Work to complete >>
Locate every line below that contains the word "JSON" and copy it.

Exercise materials >>
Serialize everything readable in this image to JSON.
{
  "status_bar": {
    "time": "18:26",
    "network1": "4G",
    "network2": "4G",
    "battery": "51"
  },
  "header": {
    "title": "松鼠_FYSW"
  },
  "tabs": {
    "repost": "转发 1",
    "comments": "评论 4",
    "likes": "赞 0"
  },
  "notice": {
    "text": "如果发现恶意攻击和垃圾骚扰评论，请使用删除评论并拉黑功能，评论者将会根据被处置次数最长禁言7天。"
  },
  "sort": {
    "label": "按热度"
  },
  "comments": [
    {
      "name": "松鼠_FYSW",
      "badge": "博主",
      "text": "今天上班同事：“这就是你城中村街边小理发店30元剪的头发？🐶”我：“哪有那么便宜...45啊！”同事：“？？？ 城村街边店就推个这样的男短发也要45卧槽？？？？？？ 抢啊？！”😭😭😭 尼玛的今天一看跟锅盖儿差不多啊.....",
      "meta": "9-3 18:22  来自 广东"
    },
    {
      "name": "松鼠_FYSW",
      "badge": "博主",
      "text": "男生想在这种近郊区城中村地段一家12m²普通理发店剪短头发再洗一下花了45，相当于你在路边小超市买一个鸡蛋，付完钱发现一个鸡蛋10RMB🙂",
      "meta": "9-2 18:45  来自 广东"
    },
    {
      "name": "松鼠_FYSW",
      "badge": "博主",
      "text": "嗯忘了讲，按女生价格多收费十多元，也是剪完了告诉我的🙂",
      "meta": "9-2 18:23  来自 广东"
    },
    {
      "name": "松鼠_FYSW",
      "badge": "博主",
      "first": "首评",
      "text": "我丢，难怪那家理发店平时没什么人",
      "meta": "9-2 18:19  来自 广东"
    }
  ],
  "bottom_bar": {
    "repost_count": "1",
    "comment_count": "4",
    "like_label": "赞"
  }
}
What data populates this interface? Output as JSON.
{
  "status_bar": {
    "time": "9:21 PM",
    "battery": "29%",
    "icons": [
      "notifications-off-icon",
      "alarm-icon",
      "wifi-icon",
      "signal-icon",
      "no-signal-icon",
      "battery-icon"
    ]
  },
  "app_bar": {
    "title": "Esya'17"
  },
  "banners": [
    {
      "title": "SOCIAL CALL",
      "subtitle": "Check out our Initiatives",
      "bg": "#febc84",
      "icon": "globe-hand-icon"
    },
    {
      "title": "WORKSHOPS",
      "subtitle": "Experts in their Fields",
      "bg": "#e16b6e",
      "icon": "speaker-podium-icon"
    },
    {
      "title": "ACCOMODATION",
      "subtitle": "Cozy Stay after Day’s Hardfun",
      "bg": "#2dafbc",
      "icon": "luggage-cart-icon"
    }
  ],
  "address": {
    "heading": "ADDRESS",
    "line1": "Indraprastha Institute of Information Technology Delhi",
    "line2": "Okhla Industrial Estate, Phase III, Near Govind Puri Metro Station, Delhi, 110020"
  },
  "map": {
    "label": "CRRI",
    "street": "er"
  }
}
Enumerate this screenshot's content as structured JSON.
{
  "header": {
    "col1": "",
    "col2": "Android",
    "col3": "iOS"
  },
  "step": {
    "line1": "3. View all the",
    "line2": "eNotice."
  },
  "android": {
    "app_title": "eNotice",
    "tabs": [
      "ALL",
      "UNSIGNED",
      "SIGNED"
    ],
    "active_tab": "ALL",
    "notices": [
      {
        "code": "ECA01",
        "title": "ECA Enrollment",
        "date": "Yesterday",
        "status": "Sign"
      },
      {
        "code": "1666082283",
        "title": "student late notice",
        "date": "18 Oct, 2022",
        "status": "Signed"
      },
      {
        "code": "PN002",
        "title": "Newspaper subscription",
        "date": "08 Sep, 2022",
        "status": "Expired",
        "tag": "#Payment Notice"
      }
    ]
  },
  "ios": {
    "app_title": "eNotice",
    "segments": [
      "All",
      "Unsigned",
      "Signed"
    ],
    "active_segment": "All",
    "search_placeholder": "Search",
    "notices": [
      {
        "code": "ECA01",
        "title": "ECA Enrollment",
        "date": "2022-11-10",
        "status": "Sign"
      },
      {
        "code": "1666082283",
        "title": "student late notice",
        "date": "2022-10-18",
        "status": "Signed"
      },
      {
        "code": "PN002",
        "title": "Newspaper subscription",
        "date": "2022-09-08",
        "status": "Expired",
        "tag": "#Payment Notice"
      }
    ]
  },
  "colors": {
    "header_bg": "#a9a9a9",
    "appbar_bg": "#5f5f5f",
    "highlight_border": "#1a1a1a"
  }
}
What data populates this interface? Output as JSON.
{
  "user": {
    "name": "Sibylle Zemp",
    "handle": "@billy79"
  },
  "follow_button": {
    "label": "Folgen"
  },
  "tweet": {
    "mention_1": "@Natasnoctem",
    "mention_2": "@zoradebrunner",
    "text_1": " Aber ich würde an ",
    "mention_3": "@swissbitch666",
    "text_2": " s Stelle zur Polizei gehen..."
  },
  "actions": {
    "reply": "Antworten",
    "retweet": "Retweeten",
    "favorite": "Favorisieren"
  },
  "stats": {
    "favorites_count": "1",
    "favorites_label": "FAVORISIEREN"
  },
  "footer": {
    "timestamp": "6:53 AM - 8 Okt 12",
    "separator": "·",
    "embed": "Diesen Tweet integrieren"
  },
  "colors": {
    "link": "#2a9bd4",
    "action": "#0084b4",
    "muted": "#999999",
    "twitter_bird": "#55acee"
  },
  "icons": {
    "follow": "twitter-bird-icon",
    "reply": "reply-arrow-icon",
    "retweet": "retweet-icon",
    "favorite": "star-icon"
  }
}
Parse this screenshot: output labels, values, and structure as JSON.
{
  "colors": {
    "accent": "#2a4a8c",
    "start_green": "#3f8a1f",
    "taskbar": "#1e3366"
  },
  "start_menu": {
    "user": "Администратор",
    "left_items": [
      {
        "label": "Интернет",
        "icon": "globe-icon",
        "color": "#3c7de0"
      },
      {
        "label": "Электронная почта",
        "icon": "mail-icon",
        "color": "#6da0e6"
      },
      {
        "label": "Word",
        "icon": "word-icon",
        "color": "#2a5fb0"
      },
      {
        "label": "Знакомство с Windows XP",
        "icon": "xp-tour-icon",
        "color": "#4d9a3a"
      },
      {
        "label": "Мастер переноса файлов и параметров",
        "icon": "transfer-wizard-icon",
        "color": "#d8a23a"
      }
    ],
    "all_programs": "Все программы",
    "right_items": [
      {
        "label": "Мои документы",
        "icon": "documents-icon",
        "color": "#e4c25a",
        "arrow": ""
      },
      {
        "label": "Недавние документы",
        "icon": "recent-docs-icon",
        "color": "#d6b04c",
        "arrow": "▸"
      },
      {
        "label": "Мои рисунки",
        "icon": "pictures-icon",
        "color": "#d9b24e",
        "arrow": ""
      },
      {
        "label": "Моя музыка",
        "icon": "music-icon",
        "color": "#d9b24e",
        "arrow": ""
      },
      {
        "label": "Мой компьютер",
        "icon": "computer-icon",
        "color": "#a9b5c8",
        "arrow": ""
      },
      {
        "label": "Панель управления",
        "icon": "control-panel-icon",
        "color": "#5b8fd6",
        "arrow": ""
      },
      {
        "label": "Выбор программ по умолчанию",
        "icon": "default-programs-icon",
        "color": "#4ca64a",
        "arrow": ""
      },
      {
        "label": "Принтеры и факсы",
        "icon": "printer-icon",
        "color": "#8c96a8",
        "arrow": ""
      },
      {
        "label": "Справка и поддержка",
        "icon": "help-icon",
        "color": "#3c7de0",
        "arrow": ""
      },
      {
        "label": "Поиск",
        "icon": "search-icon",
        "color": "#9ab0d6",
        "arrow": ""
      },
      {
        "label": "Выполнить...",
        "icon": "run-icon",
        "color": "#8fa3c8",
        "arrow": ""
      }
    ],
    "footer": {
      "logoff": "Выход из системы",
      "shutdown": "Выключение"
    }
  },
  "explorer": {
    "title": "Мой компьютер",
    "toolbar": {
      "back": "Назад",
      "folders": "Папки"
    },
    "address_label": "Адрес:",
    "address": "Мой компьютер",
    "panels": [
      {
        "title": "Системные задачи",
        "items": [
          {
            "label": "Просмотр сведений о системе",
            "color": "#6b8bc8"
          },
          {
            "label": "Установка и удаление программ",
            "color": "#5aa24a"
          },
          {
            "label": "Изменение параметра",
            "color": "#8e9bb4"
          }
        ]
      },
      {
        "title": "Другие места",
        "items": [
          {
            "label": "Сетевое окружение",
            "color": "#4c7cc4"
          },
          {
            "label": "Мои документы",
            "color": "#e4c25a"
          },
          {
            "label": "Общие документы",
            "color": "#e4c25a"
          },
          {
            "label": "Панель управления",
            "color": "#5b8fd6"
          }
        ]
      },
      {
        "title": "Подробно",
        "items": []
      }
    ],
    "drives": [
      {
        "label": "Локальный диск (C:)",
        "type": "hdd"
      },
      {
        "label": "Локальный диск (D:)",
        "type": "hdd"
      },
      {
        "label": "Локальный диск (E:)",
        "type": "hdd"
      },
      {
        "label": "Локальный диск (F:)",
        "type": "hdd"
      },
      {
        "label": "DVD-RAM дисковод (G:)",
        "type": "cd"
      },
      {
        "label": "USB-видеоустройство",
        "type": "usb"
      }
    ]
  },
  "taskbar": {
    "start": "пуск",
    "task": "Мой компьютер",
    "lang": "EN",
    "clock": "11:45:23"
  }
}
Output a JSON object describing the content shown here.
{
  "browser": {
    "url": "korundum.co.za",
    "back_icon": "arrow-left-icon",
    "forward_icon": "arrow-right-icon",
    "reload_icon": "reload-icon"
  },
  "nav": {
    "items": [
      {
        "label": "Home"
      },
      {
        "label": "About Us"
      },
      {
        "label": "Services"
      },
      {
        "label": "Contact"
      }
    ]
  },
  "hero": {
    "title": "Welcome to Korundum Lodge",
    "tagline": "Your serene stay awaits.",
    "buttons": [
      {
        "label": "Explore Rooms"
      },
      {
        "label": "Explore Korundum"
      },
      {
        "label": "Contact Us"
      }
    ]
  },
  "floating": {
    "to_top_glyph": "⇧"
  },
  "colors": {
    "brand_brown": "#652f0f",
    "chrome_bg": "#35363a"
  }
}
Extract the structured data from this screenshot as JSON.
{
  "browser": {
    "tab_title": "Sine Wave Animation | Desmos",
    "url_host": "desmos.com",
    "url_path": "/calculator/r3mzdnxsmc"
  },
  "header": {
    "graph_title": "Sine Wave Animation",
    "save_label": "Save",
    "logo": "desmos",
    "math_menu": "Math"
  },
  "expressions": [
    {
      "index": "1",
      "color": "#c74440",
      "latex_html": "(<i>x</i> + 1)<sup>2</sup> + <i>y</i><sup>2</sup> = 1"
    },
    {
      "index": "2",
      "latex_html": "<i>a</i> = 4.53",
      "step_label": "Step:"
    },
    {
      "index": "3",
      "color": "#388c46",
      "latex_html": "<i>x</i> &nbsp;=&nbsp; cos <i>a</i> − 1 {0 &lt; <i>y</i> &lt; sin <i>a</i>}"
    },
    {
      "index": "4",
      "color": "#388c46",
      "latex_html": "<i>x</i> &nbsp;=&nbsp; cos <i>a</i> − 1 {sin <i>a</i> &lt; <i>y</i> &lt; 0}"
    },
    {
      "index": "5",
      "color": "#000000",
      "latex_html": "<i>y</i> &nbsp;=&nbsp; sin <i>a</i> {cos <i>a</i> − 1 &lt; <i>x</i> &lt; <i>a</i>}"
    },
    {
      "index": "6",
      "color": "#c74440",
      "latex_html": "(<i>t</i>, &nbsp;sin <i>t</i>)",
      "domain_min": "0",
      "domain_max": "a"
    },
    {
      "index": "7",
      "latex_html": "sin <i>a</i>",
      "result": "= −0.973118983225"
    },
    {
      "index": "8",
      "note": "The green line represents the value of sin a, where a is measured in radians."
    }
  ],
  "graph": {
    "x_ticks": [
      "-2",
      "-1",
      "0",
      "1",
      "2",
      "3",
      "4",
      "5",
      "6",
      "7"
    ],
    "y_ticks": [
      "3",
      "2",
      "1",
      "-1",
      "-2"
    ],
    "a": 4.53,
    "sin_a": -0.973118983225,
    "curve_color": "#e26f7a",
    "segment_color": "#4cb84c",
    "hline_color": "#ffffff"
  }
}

Solution to this exercise >>
Serialize everything readable in this image to JSON.
What data populates this interface? Output as JSON.
Enumerate this screenshot's content as structured JSON.
What data populates this interface? Output as JSON.
Parse this screenshot: output labels, values, and structure as JSON.
Output a JSON object describing the content shown here.
Extract the structured data from this screenshot as JSON.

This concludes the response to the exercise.